America. Enterprise. Metropolis. Cairo. Rome. These are a few of the grandly named villages and towns along the lower Ohio River. The optimism with which early settlers named these towns reveals much about the history of American expansion. Though none became the next great American city, it was not for lack of ambition or entrepreneurial spirit. Why didn't a major city develop on the lower Ohio? What geographic, economic, and cultural factors caused one place to prosper and another to wither? How did Evansville become the largest and most influential city in the region? How did smaller cities such as Owensboro and Paducah succeed?
Regardless of how appealing a locale looked on the map, luck, fate, culture, and leadership all helped determine success or failure. The fate of Cairo, Illinois -- on paper an ideal site for a metropolis -- emphasizes the extent to which human decisions, rather than physical landscape, affected a town's prosperity. The location of a canal or railroad terminus, the construction of a factory, or the activities of local boosters all mattered greatly.
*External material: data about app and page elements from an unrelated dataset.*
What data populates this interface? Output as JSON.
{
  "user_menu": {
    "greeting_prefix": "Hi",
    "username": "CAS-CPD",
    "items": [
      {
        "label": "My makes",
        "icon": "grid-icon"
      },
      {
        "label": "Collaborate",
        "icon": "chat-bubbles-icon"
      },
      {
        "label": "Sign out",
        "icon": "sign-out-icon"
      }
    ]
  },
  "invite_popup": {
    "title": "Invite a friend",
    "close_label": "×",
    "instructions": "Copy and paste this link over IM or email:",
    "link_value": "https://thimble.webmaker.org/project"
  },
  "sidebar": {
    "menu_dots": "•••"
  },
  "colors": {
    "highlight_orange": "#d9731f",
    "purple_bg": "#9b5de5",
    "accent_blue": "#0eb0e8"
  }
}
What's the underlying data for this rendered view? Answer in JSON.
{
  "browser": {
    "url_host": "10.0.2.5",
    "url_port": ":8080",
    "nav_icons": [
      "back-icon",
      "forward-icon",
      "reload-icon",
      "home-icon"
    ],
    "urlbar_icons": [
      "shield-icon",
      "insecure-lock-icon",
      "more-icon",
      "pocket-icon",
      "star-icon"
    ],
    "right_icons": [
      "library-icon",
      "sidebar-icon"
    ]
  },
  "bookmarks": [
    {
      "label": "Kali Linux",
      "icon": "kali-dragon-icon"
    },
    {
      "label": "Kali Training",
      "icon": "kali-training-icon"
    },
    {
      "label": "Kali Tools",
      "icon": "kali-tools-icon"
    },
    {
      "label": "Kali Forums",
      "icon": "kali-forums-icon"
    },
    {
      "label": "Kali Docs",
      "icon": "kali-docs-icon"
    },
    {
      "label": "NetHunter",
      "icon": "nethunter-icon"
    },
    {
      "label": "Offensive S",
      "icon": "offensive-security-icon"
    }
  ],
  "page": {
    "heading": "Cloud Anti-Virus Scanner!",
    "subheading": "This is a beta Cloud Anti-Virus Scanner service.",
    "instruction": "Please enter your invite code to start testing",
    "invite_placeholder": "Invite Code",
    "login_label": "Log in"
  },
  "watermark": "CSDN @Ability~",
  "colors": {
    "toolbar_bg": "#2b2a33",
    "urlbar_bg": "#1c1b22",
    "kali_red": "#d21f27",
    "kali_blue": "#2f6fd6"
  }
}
Darrel Bigham examines these towns and villages from the 1790s, when the first settlements appeared, to the 1920s, when the modern pattern of life associated with automobiles, economic upheaval, and mass culture emerged. Bigham's intimate knowledge of the area offers a true sense of the towns and villages and discloses fundamental truths about the workings of the American dream.
"Explains in detail the people who came to the area, how they got there, and what happened to them." -- Louisville (KY) Courier-Journal
"Brilliantly conceived and well executed." -- American Historical Review
"A significant contribution to regional and social history.... Highly recommended." -- Choice
"Not only has Bigham provided valuable insights into the dynamics of urbanization on the lower Ohio, he also has helped frame important questions for future research of small cities and towns across the country. This is a truly ground-breaking book." -- Filson Club History Quarterly
"Bigham has provided us with a very detailed model of a regional study.... Will send local historians, especially those in small towns, scurrying to... find sources that will document their own communities as Bigham has documented these along the Lower Ohio." -- H-Net Reviews
"The first history of community building on the least-known section of the Ohio River -- the 300-plus miles below the Falls of Louisville." -- Indiana History Bulletin
"Bigham makes his greatest contribution to our understanding of the lower Ohio River valley when he discusses the river's effect on the social and cultural relationships of the people who lived along it." -- Indiana Magazine of History
"Bigham never loses sight of his subject's remoteness from the main thoroughfares of America, referring often and wisely to outside, external, and exogenous trends that shaped this increasingly marginal region." -- Journal of Illinois History
"Provides wonderful insight into the development of towns, cities, and counties along the lower Ohio, as well as describing the people who occupied these historic entities." -- Lynwood Montell, Western Kentucky University
"A well-crafted comparative history of community building on the lower 350 miles of the Ohio River." -- Public Historian
"Gives us perspective on a unique regional river culture and economy, as if somehow Bigham could sift layers of top soil deposits and come up with explanations and residue from the past that inform the present." -- Southern Seen
"Those wishing to find a sampling of the published information available on the beginnings of a truly comprehensive roster of towns and villages on the lower Ohio from the first days of Kentucky's statehood to the end of World War I may wish to begin with this book." -- The Journal of American History